Arrow International (Reading, Pennsylvania) said it would sell its implantable drug infusion pump business, with the closing expected this month, saying the division's marketing and research investments are too costly. The company said that although implantable drug pumps represent a potentially promising future opportunity, funds needed to make it a significant contributor to future revenues do not match up well compared with other opportunities in Arrow's critical care and cardiac assist businesses, such as LionHeart and CorAide. Arrow said it would record a small loss on the sale in 2Q02, though it will be offset by an investment gain and will not be material to the overall second-quarter results. The Arrow LionHeart LVAS is a fully implantable destination therapy. Arrow also develops disposable catheters and related products for critical and cardiac care.

Jostra AG (Hirrligen, Germany), a supplier of products for open-heart surgery, said it has acquired the main fields of business of competitor LifeStream International (The Woodlands, Texas). The operations of LifeStream business sectors will be continued by Jostra without interruption and integrated into the Jostra-Bentley Corp. organization. LifeStream is a manufacturer of tubing sets for open-heart surgery. Its product line includes oxygenators, blood pumps, reservoirs and arterial filters for heart surgery. The products will be integrated into Jostra's product portfolio. Jostra said the acquisition of LifeStream is the second important strategic step – following the takeover of Bentley Cardiopulmonary from Edwards Lifesciences (Irvine, California) in July 2000 – to establish its presence in the U.S. Jostra now will have production facilities in Germany, Puerto Rico, Sweden, Denmark and the U.S. Jostra last year acquired Polystan, a Danish company that makes pediatric heart surgery equipment.

Novametrix Medical Systems (Wallingford, Connecticut) said that a special meeting of company stockholders will be held April 9 to vote on its proposed acquisition by Respironics Holdings, a wholly owned subsidiary of Respironics (Pittsburgh, Pennsylvania) in a stock-for-stock deal valued at about $90 million. Novametrix manufactures cardiopulmonary monitors and sensors that noninvasively and continuously monitor cardiac output, respiratory mechanics and levels of oxygen and carbon dioxide. Its products are used in neonatal, pediatric and adult intensive care units, respiratory care and emergency departments, operating rooms and patient transport, as well as in the home.

German drugs group Schering AG (Berlin) offered to buy Collateral Therapeutics (San Diego, California) in a stock-for-stock deal valuing the U.S. biotech firm at $159 million. Schering AG said it planned to swap $140 million in stock for the 88% of shares it does not own in Collateral, which develops gene therapy products for cardiovascular disorders. Schering said in a statement that stockholders owning about 26.7% of Collateral common stock had agreed to vote in favor of the takeover, which offers each Collateral share 0.1847 Schering American Depositary Receipts.

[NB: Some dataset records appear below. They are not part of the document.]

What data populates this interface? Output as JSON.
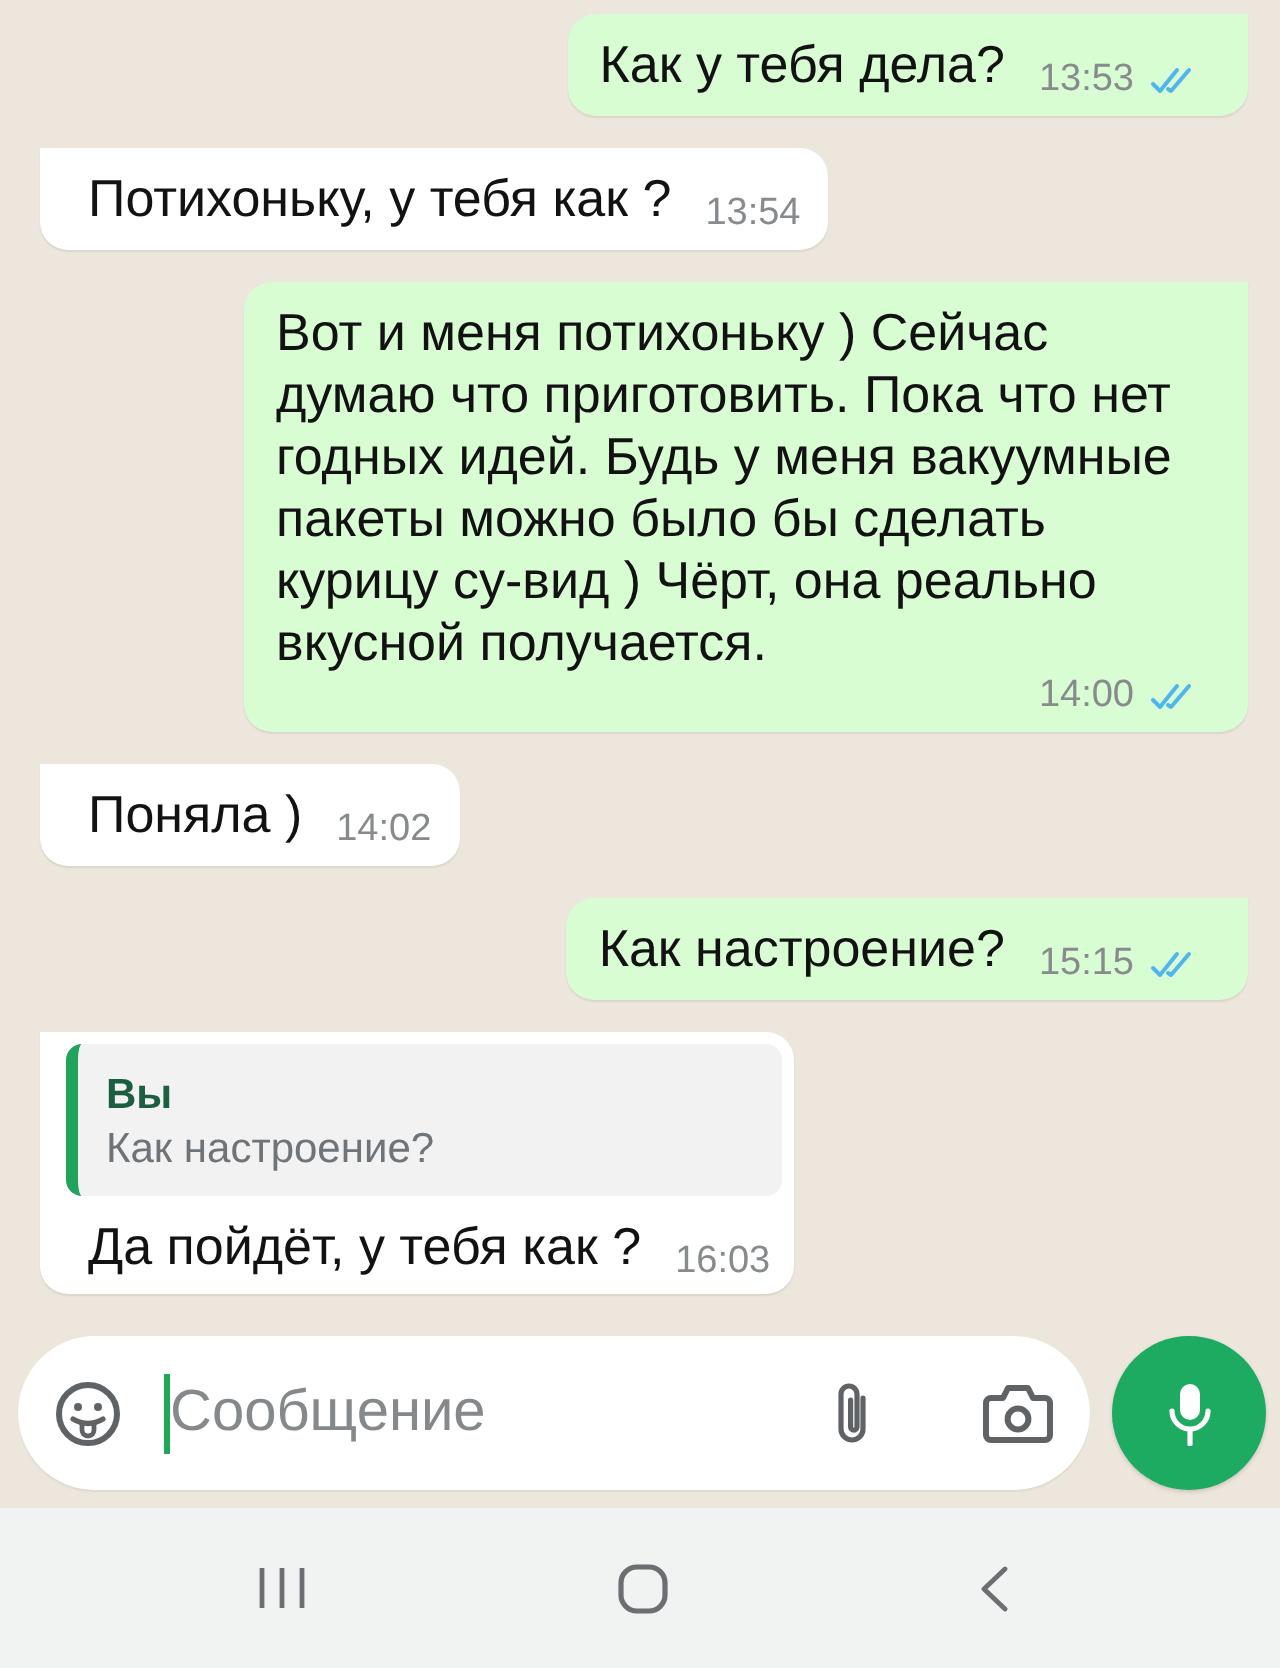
{
  "messages": [
    {
      "kind": "outgoing",
      "text": "Как у тебя дела?",
      "time": "13:53",
      "read": true
    },
    {
      "kind": "incoming",
      "text": "Потихоньку, у тебя как ?",
      "time": "13:54"
    },
    {
      "kind": "outgoing",
      "text": "Вот и меня потихоньку ) Сейчас думаю что приготовить. Пока что нет годных идей. Будь у меня вакуумные пакеты можно было бы сделать курицу су-вид ) Чёрт, она реально вкусной получается.",
      "time": "14:00",
      "read": true
    },
    {
      "kind": "incoming",
      "text": "Поняла )",
      "time": "14:02"
    },
    {
      "kind": "outgoing",
      "text": "Как настроение?",
      "time": "15:15",
      "read": true
    },
    {
      "kind": "incoming",
      "quote": {
        "author": "Вы",
        "text": "Как настроение?"
      },
      "text": "Да пойдёт, у тебя как ?",
      "time": "16:03"
    }
  ],
  "composer": {
    "placeholder": "Сообщение",
    "focused": true
  }
}
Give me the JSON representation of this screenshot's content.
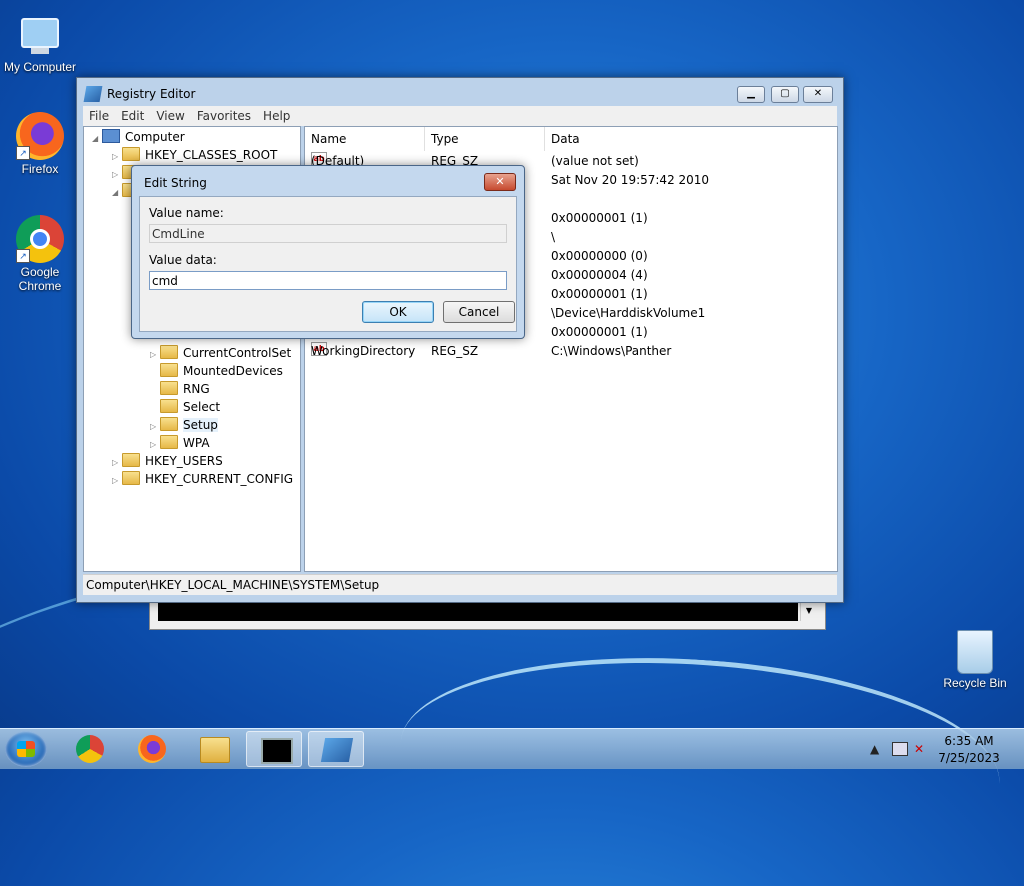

Collateral Therapeutics discovers and develops gene therapy products for the potential treatment of cardiovascular diseases by promoting and enhancing angiogenesis, a natural biological process that results in the growth of additional blood vessels which can carry blood flow to oxygen-deprived tissues. Schering AG is already the exclusive worldwide licensee for Collateral's two lead products, preliminarily called Generx in Phase IIb/III clinical trials, and Genvascor, which is currently in Phase I. They are potential treatments for stable exertional angina due to coronary artery disease and peripheral vascular disease. Together with Schering, Collateral is exploring opportunities involving non-surgical cardiovascular gene therapy products, focusing specifically on: angiogenesis, myocardial adrenergic signaling and heart muscle regeneration.

Synovis Interventional Solutions, a wholly owned subsidiary of Bio-Vascular (St. Paul, Minnesota), has completed its acquisition of Emtech (Lino Lakes, Minnesota), a privately held company with manufacturing capabilities in injection molding, computer numerical control machining and tool building. The cash-and-stock transaction, valued at $2.15 million, includes the purchase of the Emtech business and the 20,000-square-foot building in which it is located. Synovis is moving some of its current interventional business operations into the new facility, and will subsequently begin to manufacture components for several Bio-Vascular products. Synovis manufactures micro-wire forms used in interventional devices for cardiac rhythm management, neurostimulation and vascular procedures.

TriVirix International (Chapel Hill, North Carolina), a medical device contract manufacturer said it is purchasing a Milaca, Minnesota-based manufacturing facility from Medtronic (Minneapolis, Minnesota). TriVirix said it will retain all 65 employees currently employed at the facility, and the company will serve as a supplier for Medtronic going forward. Terms of the purchased were not disclosed. Over the last 18 years, employees at the Milaca facility have built a variety of products for Medtronic's cardiac rhythm management, neurological, EP Systems and cardiac surgery businesses. These include programmers that set therapeutic parameters for patients with implantable pacemakers, defibrillators and neurological devices; temporary external pacemakers; ablation systems; and a range of other products.